With the recent publication of Rob Bell’s Love Wins, a lot of people are writing about the doctrine of Hell at the moment – see John Piper, Al Mohler, Liam Goligher, to name three.
By coincidence (ahem), we had reached Luke 16:19-31 at SPC a couple of Sundays ago – Jesus’ parable of the Rich Man and Lazarus. Yes, the one where the nameless rich man cries out to have his thirst slaked in the midst of the flames.
For what it is worth, I made five points and I will give them in a moment. But it is worth noting, as many have before, that the person that spoke most about hell in the Bible was Jesus. Yup, Jesus.
Here are the points (have Luke passage open):
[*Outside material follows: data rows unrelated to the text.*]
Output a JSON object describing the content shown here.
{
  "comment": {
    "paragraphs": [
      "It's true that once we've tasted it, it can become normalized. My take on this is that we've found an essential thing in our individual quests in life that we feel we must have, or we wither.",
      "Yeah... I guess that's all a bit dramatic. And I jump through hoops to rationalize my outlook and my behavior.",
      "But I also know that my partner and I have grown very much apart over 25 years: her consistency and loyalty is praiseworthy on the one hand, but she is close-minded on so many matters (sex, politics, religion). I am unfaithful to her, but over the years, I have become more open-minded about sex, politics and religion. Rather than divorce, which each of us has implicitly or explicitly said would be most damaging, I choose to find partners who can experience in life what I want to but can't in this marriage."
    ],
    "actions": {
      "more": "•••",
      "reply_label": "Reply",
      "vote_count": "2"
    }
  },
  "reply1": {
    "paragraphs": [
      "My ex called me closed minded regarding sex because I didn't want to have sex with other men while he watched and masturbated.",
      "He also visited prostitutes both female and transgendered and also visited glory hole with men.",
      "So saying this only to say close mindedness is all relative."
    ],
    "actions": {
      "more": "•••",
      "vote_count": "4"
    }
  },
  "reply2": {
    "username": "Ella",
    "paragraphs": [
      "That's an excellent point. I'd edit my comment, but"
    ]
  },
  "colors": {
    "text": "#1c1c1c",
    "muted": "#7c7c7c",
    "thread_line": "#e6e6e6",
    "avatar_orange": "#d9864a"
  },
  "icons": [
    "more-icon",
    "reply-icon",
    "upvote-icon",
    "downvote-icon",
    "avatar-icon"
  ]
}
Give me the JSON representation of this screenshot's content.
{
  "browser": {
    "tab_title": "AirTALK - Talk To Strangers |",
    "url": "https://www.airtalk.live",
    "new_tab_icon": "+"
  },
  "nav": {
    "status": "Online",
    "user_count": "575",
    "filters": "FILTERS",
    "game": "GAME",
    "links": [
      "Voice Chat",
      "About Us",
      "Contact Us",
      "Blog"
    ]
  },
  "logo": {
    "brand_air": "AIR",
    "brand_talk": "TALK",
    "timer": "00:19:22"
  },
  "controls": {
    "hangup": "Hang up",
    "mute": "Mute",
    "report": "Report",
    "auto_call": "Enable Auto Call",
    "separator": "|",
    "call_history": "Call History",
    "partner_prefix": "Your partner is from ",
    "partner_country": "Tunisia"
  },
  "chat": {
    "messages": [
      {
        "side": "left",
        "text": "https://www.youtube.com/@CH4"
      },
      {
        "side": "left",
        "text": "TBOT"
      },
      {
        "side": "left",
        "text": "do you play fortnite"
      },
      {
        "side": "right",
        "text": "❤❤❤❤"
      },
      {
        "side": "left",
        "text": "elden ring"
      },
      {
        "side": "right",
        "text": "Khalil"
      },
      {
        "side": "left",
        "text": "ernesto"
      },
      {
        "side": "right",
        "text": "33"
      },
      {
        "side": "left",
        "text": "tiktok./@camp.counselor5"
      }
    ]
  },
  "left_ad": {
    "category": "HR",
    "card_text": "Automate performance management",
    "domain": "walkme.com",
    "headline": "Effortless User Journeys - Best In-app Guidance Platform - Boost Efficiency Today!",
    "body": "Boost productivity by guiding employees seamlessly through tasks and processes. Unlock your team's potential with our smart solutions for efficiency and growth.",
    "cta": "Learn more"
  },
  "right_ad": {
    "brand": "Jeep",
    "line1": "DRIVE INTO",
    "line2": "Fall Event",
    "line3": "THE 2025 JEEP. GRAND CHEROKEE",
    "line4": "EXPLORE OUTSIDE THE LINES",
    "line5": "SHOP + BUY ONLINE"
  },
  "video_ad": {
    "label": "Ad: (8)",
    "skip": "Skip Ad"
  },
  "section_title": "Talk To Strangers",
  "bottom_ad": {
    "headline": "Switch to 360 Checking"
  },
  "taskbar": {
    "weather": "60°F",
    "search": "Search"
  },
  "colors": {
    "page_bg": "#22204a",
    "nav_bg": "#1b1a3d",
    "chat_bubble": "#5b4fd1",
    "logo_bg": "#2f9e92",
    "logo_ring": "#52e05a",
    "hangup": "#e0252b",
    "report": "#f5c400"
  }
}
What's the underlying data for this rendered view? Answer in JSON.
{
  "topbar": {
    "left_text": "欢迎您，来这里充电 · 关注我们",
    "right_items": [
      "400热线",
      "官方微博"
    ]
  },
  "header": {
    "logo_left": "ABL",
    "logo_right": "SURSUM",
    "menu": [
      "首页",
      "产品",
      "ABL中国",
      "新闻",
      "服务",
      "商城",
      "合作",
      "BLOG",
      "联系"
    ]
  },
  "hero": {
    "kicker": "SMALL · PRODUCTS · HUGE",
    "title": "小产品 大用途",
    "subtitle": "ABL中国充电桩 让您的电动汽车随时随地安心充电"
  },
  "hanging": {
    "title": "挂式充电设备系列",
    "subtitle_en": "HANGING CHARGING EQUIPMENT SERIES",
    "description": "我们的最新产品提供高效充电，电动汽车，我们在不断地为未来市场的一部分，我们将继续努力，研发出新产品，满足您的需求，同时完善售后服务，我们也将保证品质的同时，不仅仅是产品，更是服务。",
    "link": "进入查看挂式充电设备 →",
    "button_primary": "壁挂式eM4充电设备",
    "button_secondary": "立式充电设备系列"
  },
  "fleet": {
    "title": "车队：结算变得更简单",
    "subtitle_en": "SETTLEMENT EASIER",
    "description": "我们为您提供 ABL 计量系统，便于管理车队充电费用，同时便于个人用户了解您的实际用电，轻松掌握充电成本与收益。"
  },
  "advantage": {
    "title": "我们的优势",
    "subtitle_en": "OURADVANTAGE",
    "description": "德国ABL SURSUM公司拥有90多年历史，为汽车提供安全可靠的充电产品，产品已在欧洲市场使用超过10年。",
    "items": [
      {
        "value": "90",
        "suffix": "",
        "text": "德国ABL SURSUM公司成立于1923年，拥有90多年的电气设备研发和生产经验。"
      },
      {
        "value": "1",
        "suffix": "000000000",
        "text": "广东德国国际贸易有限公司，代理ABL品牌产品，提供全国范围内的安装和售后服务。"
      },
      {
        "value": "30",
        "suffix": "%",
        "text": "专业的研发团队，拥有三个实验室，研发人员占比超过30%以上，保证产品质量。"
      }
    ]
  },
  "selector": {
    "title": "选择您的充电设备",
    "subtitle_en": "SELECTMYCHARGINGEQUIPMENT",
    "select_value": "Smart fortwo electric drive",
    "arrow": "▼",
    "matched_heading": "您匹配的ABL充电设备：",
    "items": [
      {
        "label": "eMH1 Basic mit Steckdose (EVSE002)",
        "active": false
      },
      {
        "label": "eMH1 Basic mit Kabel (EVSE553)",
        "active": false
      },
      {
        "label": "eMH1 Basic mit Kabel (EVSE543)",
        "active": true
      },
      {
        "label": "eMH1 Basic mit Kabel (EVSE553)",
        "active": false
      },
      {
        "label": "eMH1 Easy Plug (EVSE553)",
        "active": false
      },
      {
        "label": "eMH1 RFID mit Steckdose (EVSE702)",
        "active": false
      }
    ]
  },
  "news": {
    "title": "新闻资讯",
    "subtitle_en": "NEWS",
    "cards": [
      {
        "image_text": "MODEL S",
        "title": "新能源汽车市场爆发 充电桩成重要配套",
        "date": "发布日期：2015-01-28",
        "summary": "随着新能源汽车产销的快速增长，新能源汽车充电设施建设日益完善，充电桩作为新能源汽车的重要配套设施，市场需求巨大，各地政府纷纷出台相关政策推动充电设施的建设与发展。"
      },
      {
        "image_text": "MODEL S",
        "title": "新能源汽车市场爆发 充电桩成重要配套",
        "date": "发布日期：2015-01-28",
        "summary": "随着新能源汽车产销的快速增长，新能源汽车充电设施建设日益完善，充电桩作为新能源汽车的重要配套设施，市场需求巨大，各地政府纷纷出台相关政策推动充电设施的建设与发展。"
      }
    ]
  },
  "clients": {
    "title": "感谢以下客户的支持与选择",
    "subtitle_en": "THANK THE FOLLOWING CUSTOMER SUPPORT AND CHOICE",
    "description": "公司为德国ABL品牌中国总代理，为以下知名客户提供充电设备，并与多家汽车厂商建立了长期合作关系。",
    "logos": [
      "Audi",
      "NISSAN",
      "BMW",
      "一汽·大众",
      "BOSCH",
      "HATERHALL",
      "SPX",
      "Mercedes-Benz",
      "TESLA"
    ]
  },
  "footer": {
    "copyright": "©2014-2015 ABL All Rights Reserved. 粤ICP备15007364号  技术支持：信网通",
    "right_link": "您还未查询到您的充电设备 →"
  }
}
- At death, there will be a separation. Some go to hell, others to the bosom of Abraham (who I take to be representative of God).
- It is easy to slip into hell. Jesus was addressing a group of Pharisees who were lovers of money (Luke 16:14). Religious on the outside, hearts sold out to mammon on the inside. Cold-hearted to need. Slipped into hell.
- In hell, you want out. It will not be nice. Excruciating, desperate. I have met people who have said to me they would prefer hell to heaven because the people are nicer. I don’t think the rich man was thinking about fun with his friends in hell.
- There is no way out. A great chasm has been fixed. A nightmare to be able to see across at what you want but can’t have it. All opportunity is gone.
- Those who hear the gospel have no excuse. There is enough in the Scripture to direct you to salvation. The rich man ignored it. So were his living brothers. But there is no need for special miracles. If they are not convinced by the Word, they will not be convinced by even a resurrection.
Wow. That should change how we think about people we meet every day. C S Lewis once said, “there are no ordinary people”. Everyone is eternal. The only question is where you are going to spend it.
(Listen to the sermon here.)